Me. A quiet, reflective, attentive person. Interested in human nature. Especially my own.

Attitude is EVERYTHING

Be positive. Find Avant-Garde people, those that possess innovative ideas that make the world an  interesting place. Let a Dilettante hold your attention as they dabble in the arts and fill you with knowledge that will enhance your good vibes towards humanity. Be Ubiquitous, while living a well-rounded life; live as if you are everywhere at once. Sneak in a Tryst with someone you love. Agree to meet, to enjoy an Idyllic location; somewhere that is carefree, tranquil, and picturesque. Think positive. Finding Equanimity will instill a sense of calmness and an even-tempered attitude.

Don’t be negative.

Mr. and Mrs.

f7804-img_1469When I first met Rudy I appreciated his kindness. He didn’t put on a show, a “look-at-me, I’m rough, tough, and I’ll tumble”.  Nah, Rudy was gentleman, without attitude. A good guy. With squared shoulders, narrow hips, and a serious set of brown eyes.

Those were our innocent days. The days we were slowly learning about each other. What made us tick. What made us tock. And what didn’t. Slowly, we began to reveal who we were. How our lives were formed, the reasons we acted the way we did, or didn’t, and who played a part in the formation of who we’d become. Young adults.

Before we even knew the other existed, Rudy and I both learned the importance of being independent as young teens. I grasped rather quickly that I had to create my own life, in my own way, without help. From anyone. Even in the midst of a large family. After his father died, Rudy knew he had to leave his mom to figure out how he fit into the world beyond his family. So, he moved from Central America to the United States. Full of fear, combined with wonderment.

Some might consider that I married Rudy, and he attached himself to me, so that we both could fill a need. To find someone, anyone, to stand with. To be with. To make a family with. But that wasn’t the case. That’s not what was on our mind. Not at all. Simply put, Rudy and I met, we liked each other, and, so, we got married. There was no agenda behind our relationship. At all. We just were. Two young adults. Following our hearts.

And, so, here it is, thirty years later, still both very independent, with lots of ups-downs-and-all-arounds, still learning. Still listening to the ticks, the tocks, and the whatnots. Listening. Listening. Listening.

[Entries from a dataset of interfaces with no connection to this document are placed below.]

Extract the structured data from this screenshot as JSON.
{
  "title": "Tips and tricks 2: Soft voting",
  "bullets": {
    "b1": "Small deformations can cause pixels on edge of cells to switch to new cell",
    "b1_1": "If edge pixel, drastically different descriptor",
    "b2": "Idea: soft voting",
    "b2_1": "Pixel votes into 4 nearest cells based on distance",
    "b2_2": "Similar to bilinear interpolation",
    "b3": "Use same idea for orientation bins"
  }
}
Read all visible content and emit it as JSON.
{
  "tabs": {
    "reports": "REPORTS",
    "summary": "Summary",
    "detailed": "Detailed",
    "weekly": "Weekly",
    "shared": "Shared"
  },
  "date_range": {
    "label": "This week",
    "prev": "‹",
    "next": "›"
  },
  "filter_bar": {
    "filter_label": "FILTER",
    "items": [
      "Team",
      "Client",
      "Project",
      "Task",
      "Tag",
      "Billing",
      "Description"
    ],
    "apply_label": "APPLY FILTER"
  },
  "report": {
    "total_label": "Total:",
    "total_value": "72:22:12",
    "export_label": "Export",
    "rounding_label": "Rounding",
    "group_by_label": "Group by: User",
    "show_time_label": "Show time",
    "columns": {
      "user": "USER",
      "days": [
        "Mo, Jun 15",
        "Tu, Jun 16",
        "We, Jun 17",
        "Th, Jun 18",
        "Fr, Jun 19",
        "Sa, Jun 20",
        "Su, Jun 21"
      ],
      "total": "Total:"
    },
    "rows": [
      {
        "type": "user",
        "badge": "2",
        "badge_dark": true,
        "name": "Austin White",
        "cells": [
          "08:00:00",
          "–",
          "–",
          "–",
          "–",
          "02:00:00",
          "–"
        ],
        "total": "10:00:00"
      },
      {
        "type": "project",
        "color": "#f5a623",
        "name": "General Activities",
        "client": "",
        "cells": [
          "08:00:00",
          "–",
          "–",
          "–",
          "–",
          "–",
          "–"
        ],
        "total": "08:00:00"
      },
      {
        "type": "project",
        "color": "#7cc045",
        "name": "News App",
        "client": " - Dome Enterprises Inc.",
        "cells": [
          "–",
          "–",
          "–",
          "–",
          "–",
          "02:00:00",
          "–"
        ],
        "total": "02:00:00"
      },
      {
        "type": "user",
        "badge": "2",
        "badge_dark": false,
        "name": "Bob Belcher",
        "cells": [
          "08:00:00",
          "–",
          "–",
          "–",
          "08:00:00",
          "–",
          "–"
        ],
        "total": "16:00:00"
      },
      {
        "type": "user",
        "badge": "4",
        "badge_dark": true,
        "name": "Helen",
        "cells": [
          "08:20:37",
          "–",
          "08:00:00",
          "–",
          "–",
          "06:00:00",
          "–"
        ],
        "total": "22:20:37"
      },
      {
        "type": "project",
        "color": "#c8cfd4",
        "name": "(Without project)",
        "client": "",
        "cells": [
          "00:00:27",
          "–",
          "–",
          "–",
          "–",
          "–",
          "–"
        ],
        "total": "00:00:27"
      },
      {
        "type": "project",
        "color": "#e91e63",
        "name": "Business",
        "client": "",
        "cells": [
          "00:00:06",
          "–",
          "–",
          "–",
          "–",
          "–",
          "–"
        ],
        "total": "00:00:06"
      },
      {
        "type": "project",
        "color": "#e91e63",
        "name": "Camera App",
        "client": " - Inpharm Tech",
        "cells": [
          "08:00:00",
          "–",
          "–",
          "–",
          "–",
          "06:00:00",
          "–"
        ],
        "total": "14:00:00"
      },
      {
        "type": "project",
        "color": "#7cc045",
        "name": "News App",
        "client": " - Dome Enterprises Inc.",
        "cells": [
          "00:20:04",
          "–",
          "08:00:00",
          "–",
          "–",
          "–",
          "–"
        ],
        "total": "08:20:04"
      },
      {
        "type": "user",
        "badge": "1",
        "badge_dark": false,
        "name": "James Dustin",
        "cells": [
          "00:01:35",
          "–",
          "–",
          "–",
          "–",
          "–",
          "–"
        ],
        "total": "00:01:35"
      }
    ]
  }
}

Reaping the rewards of understanding.

call me


Back in the day.

Long ago.

Five days after Rudy and I met.

He called me.

Called me at home.

Where I was living with my parents.

I’m almost certain we met on a Saturday night.

At a Tupperware™ party.

Of all places.

We talked.

We laughed.

I gave him my phone number.


The next week.

When I said hello.

Talking into the house phone.

He murmured into my ear.

Do you remember me?

Of course I remember you, I said quietly.

We talked.

We laughed.

And agreed to chat again.

On the following Thursday.

Always on a Thursday.

On and on it went.

For several weeks.


One night.

We had an unexpected encounter.

We sat together.

We talked.

A lot.

About life.

As simple as that.

When he called.


After another week’s passing.

I agreed to an official date.



My instincts told me to.

Told me.

That Rudy was my future.